I’m not knocking older teachers in general. I have had some very old teachers and professors who have been incredible mentors and fantastic teachers. But when a school district’s graduation rate is at 50% (*cough*Buffalo*cough*), something’s out of whack with the way the oldies are running things

If you’re not mad enough yet, consider this: the overall graduation rate in Buffalo is 50%, but one Buffalo school, City Honors, boasts a grad rate of 100%….do the math. What does that mean for the rest of the schools?! And speaking of City Honors, let’s explore the logic behind the teachers that were laid off at that particular school in favor of keeping the cosmetic rider:

Of the seven teachers laid off at City Honors, four were crucial teachers in the International Baccalaureate (IB) curriculum, a pre-college qualification similar to the AP exams. Additionally, the layoffs left City Honors with no geometry teachers, no 9th grade english teachers, one 7th grade English teacher and one AP Lit teacher. In addition, four IB courses had to be dropped entirely due to the layoffs. If City Honors had thought that they could just train their remaining teachers to teach IB courses, they were wrong. It costs about $15,000 to train just one teacher for the IB curriculum, or about $60,000 to replace the teachers who were laid off. So…that’s probably not going to happen.

Two girls from City Honors were, rightly, rather upset about this and wrote to a local newspaper. You can read their thoughts here:

These two girls outline very articulately what anyone who has ever experienced a truly wonderful teacher knows inherently: that a good teacher is worth so much more than the dollar amount of his salary or the marks his students get on their exams. What are we teaching the children of Buffalo by laying off the people that they look up to and relate to?

Since the time the girls’ letter was written, some of the laid off teachers in Buffalo have been reinstated. There are still a great many, however, who watched first day of school begin today with a heavy heart. No doubt they will be missed by their students and colleagues.
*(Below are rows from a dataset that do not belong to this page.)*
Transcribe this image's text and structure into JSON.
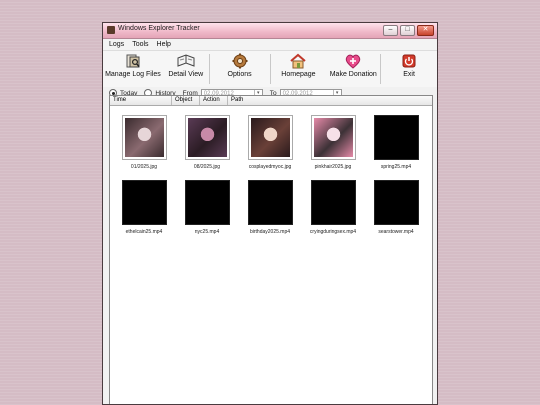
{
  "window": {
    "title": "Windows Explorer Tracker"
  },
  "menu": [
    "Logs",
    "Tools",
    "Help"
  ],
  "toolbar": [
    {
      "label": "Manage Log Files",
      "icon": "log-files-icon"
    },
    {
      "label": "Detail View",
      "icon": "detail-view-icon"
    },
    {
      "label": "Options",
      "icon": "options-gear-icon"
    },
    {
      "label": "Homepage",
      "icon": "home-icon"
    },
    {
      "label": "Make Donation",
      "icon": "heart-plus-icon"
    },
    {
      "label": "Exit",
      "icon": "exit-icon"
    }
  ],
  "filter": {
    "today": "Today",
    "history": "History",
    "from": "From",
    "from_value": "02.09.2012",
    "to": "To",
    "to_value": "02.09.2012",
    "selected": "Today"
  },
  "columns": [
    "Time",
    "Object",
    "Action",
    "Path"
  ],
  "files": [
    {
      "name": "01/2025.jpg",
      "type": "image",
      "colors": [
        "#3a2b2e",
        "#e7d6d8",
        "#8a6a70"
      ]
    },
    {
      "name": "08/2025.jpg",
      "type": "image",
      "colors": [
        "#5a3b55",
        "#c88aa8",
        "#2b1c24"
      ]
    },
    {
      "name": "cosplayedmyoc.jpg",
      "type": "image",
      "colors": [
        "#2a1a1c",
        "#f0d6c8",
        "#6a4038"
      ]
    },
    {
      "name": "pinkhair2025.jpg",
      "type": "image",
      "colors": [
        "#e58aa8",
        "#f7e0e8",
        "#3c3136"
      ]
    },
    {
      "name": "spring25.mp4",
      "type": "video",
      "colors": []
    },
    {
      "name": "ethelcain25.mp4",
      "type": "video",
      "colors": []
    },
    {
      "name": "nyc25.mp4",
      "type": "video",
      "colors": []
    },
    {
      "name": "birthday2025.mp4",
      "type": "video",
      "colors": []
    },
    {
      "name": "cryingduringsex.mp4",
      "type": "video",
      "colors": []
    },
    {
      "name": "searstower.mp4",
      "type": "video",
      "colors": []
    }
  ]
}
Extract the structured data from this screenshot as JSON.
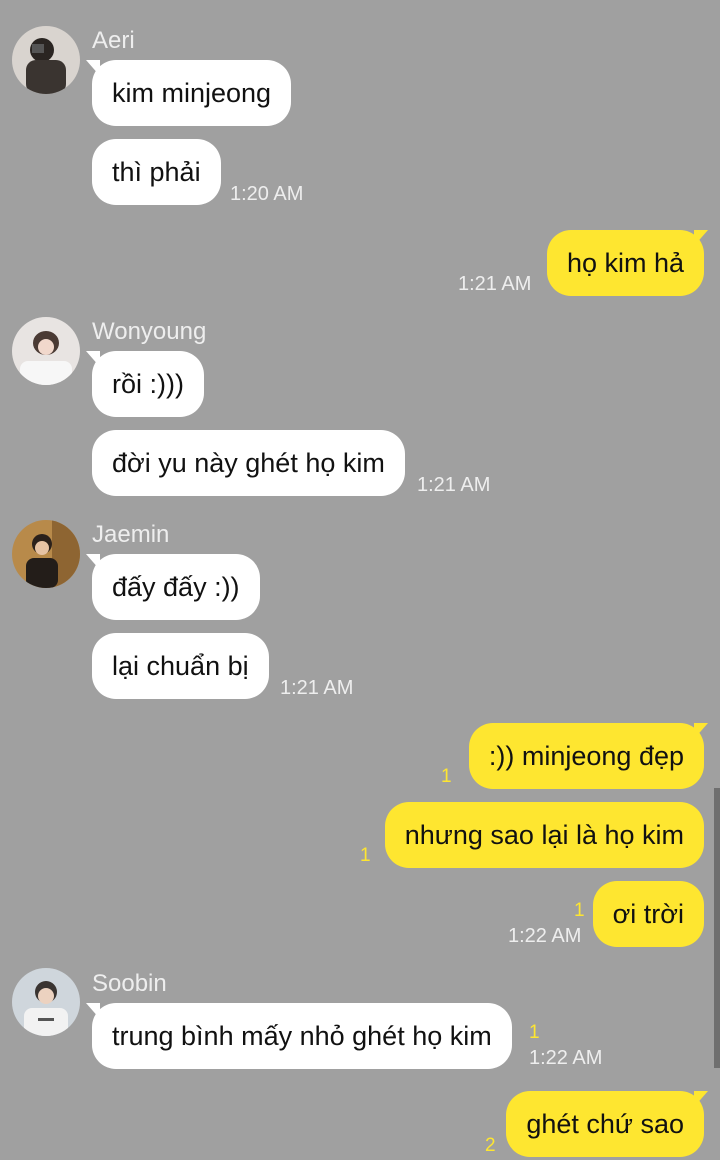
{
  "colors": {
    "background": "#a0a0a0",
    "incoming_bubble": "#ffffff",
    "outgoing_bubble": "#fee630",
    "unread_count": "#fee630",
    "meta_text": "#eeeeee"
  },
  "groups": [
    {
      "sender": "Aeri",
      "avatar": "avatar-aeri",
      "messages": [
        "kim minjeong",
        "thì phải"
      ],
      "time": "1:20 AM"
    },
    {
      "sender": "me",
      "messages": [
        "họ kim hả"
      ],
      "time": "1:21 AM"
    },
    {
      "sender": "Wonyoung",
      "avatar": "avatar-wonyoung",
      "messages": [
        "rồi :)))",
        "đời yu này ghét họ kim"
      ],
      "time": "1:21 AM"
    },
    {
      "sender": "Jaemin",
      "avatar": "avatar-jaemin",
      "messages": [
        "đấy đấy :))",
        "lại chuẩn bị"
      ],
      "time": "1:21 AM"
    },
    {
      "sender": "me",
      "messages": [
        ":)) minjeong đẹp",
        "nhưng sao lại là họ kim",
        "ơi trời"
      ],
      "unread": [
        "1",
        "1",
        "1"
      ],
      "time": "1:22 AM"
    },
    {
      "sender": "Soobin",
      "avatar": "avatar-soobin",
      "messages": [
        "trung bình mấy nhỏ ghét họ kim"
      ],
      "unread": [
        "1"
      ],
      "time": "1:22 AM"
    },
    {
      "sender": "me",
      "messages": [
        "ghét chứ sao"
      ],
      "unread": [
        "2"
      ]
    }
  ]
}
I can only hope that students continue to stand up for their teachers and demand a higher quality of education in Buffalo schools.

To teachers who were forced to stay home from school today, my thoughts and prayers are with you, and I can only hope that you are back in your classrooms soon.